The Kelty Redwing 50 is great for people who want the ability to do lots of different things on a casual basis. If you are looking for a travel backpack that is comfy on your shoulder and can alternate easily between the city and the outdoors, the Kelty Redwing 50 is an excellent backpack for you to consider.
It is highly recommended that a rain cover be purchased along with the pack if you are planning to use it for more outdoor-related activities. This will just ensure that if rain or wet environments present themselves, your gear will be protected and dry.
However, if you are looking for a heavy-duty pack to take on more intense trips, you may want to think twice about getting the Kelty Redwing 50. While it is durable, its design doesn’t compliment a rougher terrain. A larger and more durable pack would suit those needs better.
The Best Pricing? I’ve [seen it at this listing for consistently lower pricing than elsewhere.
Check out our Favorite Kelty Backpacks – 3 Best Kelty Packs: Kelty is one of my favorite brands of backpacks, but they have a few different options to pick. Here are our top choices such as Kelty Coyote 80, Redwing, Catalyst 65…

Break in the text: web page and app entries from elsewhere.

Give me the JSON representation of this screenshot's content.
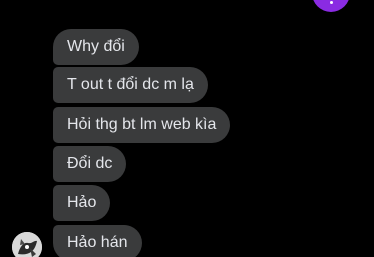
{
  "conversation": {
    "messages": [
      {
        "text": "Why đổi"
      },
      {
        "text": "T out t đổi dc m lạ"
      },
      {
        "text": "Hỏi thg bt lm web kìa"
      },
      {
        "text": "Đổi dc"
      },
      {
        "text": "Hảo"
      },
      {
        "text": "Hảo hán"
      }
    ]
  },
  "colors": {
    "background": "#000000",
    "received_bubble": "#3a3b3c",
    "message_text": "#e4e6eb",
    "sent_accent": "#8a2be2"
  },
  "icons": {
    "sender_avatar": "avatar-icon"
  }
}
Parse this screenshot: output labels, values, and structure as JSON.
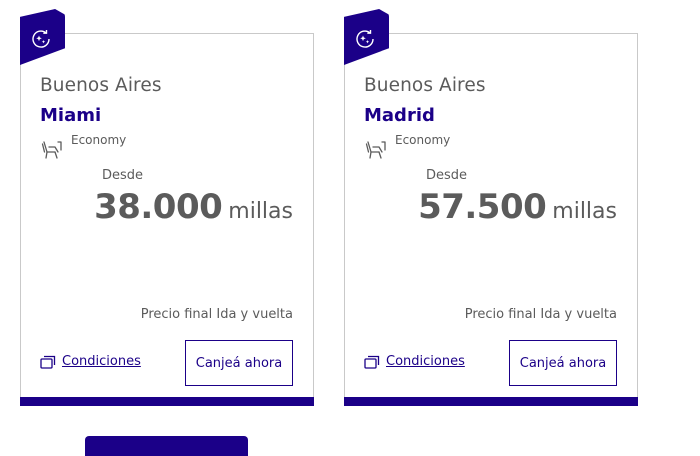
{
  "colors": {
    "brand": "#1b0088",
    "text": "#5b5b5b",
    "border": "#c9c9c9"
  },
  "cards": [
    {
      "badge_icon": "sparkle-refresh-icon",
      "origin": "Buenos Aires",
      "destination": "Miami",
      "cabin_icon": "seat-icon",
      "cabin": "Economy",
      "from_label": "Desde",
      "price": "38.000",
      "unit": "millas",
      "final_note": "Precio final Ida y vuelta",
      "conditions_icon": "copy-icon",
      "conditions": "Condiciones",
      "redeem": "Canjeá ahora"
    },
    {
      "badge_icon": "sparkle-refresh-icon",
      "origin": "Buenos Aires",
      "destination": "Madrid",
      "cabin_icon": "seat-icon",
      "cabin": "Economy",
      "from_label": "Desde",
      "price": "57.500",
      "unit": "millas",
      "final_note": "Precio final Ida y vuelta",
      "conditions_icon": "copy-icon",
      "conditions": "Condiciones",
      "redeem": "Canjeá ahora"
    }
  ]
}
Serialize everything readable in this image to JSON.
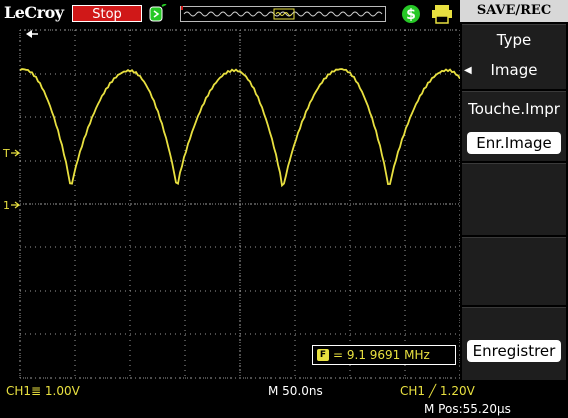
{
  "header": {
    "brand": "LeCroy",
    "run_status": "Stop"
  },
  "menu": {
    "title": "SAVE/REC",
    "type_label": "Type",
    "type_value": "Image",
    "print_label": "Touche.Impr",
    "print_value": "Enr.Image",
    "save_button": "Enregistrer"
  },
  "status": {
    "ch1_scale": "CH1≣ 1.00V",
    "time_base": "M 50.0ns",
    "trigger": "CH1 ╱ 1.20V",
    "m_pos": "M Pos:55.20μs"
  },
  "measurement": {
    "frequency": "= 9.1 9691 MHz"
  },
  "colors": {
    "trace": "#e8e040",
    "stop_bg": "#d01818",
    "grid": "#9a9a9a",
    "green_icon": "#26c826"
  },
  "icons": [
    "trigger-icon",
    "memory-bar-icon",
    "dollar-icon",
    "printer-icon",
    "frequency-icon"
  ]
}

The All-Outdoors Guide team is comprised of enthusiastic experts that enjoy helping others that aspire to be better at outdoor fun. Part of that is making sure you have the right gear and information when it’s time to go out and have fun. Some of our team have accomplished amazing feats like climbing 6000 feet to the top of mountains, others have explored every dirt trail they could find and we even have some people that have backpacked solo on various continents. No matter what our readers want to learn and do, our team is here to help them accomplish those goals.